KUALA LUMPUR (Jan 10): Datin Seri Rosmah Mansor is seeking a suspension of her second trial over her money laundering and tax evasion charges scheduled to begin at the High Court on Wednesday (Jan 12).
This comes after she asked the Court of Appeal to hear her bid to recuse High Court judge Mohamed Zaini Mazlan from presiding over the trial.
He dismissed her application on Dec 14.
On Dec 24, theedgemarkets.com reported that she had filed a notice of appeal over the judge's non-recusal.
Her application is due for a possible hearing on Wednesday afternoon at 2.30pm, while the trial is set to be held on the same day.

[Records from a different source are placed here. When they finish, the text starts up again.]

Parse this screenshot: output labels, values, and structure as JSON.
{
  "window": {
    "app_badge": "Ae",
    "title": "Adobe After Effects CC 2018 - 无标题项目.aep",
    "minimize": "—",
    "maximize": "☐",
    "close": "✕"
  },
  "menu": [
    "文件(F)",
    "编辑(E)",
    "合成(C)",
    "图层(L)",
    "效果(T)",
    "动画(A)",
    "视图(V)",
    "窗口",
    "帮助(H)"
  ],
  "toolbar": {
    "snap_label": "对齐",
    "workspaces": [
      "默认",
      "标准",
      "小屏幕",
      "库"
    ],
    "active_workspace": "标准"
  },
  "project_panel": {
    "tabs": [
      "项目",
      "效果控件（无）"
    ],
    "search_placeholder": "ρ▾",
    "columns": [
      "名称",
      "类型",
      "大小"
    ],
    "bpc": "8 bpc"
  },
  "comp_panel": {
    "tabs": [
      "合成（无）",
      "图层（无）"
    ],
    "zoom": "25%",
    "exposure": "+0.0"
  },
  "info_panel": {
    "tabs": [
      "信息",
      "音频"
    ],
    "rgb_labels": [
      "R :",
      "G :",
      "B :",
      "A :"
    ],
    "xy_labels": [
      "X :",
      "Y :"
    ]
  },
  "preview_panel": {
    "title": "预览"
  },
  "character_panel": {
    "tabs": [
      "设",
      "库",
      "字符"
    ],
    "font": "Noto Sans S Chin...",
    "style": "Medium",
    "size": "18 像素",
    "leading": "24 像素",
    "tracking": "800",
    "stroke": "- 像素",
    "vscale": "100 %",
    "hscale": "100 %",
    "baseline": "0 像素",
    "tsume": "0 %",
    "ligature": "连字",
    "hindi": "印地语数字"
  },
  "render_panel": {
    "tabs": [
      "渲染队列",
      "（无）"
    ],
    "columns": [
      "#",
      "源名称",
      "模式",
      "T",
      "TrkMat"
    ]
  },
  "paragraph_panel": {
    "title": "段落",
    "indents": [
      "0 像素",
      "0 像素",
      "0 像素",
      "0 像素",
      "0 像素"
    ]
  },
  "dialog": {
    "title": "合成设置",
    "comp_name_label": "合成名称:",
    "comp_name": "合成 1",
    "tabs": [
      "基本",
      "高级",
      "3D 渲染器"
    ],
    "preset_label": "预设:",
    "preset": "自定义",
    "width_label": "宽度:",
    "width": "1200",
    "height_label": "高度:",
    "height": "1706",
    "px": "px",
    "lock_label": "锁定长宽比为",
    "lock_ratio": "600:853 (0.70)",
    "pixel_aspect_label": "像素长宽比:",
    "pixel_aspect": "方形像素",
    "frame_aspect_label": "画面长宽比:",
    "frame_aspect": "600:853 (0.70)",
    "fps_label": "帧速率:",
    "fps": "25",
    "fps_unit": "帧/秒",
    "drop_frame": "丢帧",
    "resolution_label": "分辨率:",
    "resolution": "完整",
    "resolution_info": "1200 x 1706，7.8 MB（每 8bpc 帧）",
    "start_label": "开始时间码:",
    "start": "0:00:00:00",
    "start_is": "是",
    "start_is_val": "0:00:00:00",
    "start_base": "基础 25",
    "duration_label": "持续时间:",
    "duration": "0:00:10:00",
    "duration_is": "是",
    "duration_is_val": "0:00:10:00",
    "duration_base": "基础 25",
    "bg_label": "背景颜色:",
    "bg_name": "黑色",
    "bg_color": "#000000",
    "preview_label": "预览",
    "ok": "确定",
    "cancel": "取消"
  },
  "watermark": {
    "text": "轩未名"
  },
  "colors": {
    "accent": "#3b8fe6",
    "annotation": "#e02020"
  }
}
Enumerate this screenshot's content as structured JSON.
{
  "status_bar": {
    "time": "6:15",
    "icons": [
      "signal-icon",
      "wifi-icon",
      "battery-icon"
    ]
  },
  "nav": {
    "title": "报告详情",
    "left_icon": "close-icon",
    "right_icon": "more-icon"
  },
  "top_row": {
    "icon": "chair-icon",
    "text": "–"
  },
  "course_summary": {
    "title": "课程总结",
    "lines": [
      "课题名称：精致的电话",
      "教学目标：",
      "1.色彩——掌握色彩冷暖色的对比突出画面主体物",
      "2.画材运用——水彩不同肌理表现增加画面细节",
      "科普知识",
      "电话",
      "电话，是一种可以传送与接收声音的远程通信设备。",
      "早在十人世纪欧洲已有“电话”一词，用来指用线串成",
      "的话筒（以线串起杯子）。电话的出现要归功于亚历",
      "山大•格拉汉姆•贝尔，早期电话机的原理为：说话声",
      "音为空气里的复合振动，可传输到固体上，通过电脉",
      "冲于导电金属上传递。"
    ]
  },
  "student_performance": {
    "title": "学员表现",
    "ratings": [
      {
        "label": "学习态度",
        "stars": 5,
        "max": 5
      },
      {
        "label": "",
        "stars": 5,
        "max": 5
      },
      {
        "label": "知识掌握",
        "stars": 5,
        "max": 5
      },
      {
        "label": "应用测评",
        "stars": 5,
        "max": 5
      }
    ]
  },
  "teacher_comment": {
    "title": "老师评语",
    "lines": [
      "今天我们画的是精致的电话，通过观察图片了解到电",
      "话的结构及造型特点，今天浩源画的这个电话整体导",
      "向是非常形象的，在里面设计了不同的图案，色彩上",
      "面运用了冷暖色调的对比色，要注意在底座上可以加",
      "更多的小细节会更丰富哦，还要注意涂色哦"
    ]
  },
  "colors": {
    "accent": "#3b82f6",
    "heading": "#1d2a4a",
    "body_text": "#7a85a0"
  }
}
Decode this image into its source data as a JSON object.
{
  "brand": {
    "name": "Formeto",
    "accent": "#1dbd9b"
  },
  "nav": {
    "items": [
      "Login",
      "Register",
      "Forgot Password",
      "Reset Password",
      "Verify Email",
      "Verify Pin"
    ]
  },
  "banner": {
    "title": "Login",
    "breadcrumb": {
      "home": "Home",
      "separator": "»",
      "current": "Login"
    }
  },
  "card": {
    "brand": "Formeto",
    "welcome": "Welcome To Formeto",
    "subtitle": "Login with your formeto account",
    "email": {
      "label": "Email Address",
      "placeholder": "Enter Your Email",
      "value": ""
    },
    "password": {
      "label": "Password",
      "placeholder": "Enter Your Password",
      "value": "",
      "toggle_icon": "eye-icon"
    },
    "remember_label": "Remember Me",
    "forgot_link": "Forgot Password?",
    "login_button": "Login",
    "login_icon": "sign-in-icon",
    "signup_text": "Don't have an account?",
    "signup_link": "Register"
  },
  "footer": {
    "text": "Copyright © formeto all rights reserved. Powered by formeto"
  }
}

Rosmah, who is the wife of former prime minister Datuk Seri Najib Razak, filed her notice of motion to the High Court through law firm Messrs Geethan Ram on Monday morning.
Her counsel, Datuk Geethan Ram Vincent, confirmed the application had been filed when contacted by theedgemarkets.com.
Rosmah, in her affidavit in support of her application for a stay of her second trial, said she believes that it is very important for the court to suspend all proceedings of her money laundering case until the disposal of her appeal at the Court of Appeal.
She said if the Court of Appeal decides that Justice Zaini is not a suitable judge to hear this matter against her, then the trial against herself will simply be in vain or a nullity.
"It is also very important for the court to know that if the trial is held, then it will violate my basic human rights where I will suffer irreparable harm if at a later day the trial is declared null and void," she said.
Rosmah noted further that if the stay of these proceedings is not allowed, then her appeal against the order of the High Court refusing to withdraw may simply be futile.
"In fact, my human rights enshrined in Article 5 of the Federal Constitution regarding liberty of a person will be violated."
"If these trial proceedings are to proceed and my lawyers continue to cross-examine the prosecution witnesses, when suddenly these proceedings are found to be wrong, then the prosecution witnesses will be able to change their evidence and this will only prejudice me," she said.
She added the prosecution will not suffer any prejudice, as instead they will be able to make a clear determination as to which judge is appropriate to hear this matter.
Rosmah added she is not shopping for judges but the motion was filed to ensure the principles of "innocent until proven guilty" and to seek due justice that should be accorded to her before the second trial commences.
Besides that, Rosmah said her application for Justice Zaini to withdraw from further hearing the criminal trial against her goes to the basis and/or over the entire trial of the case.
"[In addition to that,] there is an appeal pending in the Court of Appeal which needs to be preserved and its integrity guaranteed at this time; the continuation of the case means the AMLA and solar trials will both likely to be cancelled.
"My solicitors will argue further with respect to this application during the hearing of this case," she said.
Rosmah has claimed trial to 17 charges of over some RM7.1 million allegedly transferred into her personal bank account between 2013 and 2017.
The 17 charges are framed under the Anti-Money Laundering and Anti-Terrorism Financing Act 2001 and the Anti-Money Laundering, Anti-Terrorism Financing and Proceeds of Unlawful Activities Act 2001.
Under the first eight charges, she is accused of being involved in money laundering by directly engaging in a transaction involving proceeds of unlawful activities amounting to RM1.1 million, which was deposited into her account.
For the ninth to the 12th charges, Rosmah is alleged to have directly engaged in 227 transactions involving proceeds of unlawful activities totalling RM6 million, which was deposited into the same account.
On the 13th to 17th counts, Rosmah is accused of engaging in money laundering by failing to file a return on the sum that was deposited into her account — as required under the Income Tax Act 1967.
Justice Zaini, in dismissing Rosmah's application for him to recuse himself, had ruled that her claim that she might be greatly prejudiced — as the court might possibly make a comparison between the statement she had given to the Malaysian Anti-Corruption Commission in her money laundering case and her defence in her ongoing solar hybrid case involving 369 rural schools in Sarawak — was unfounded.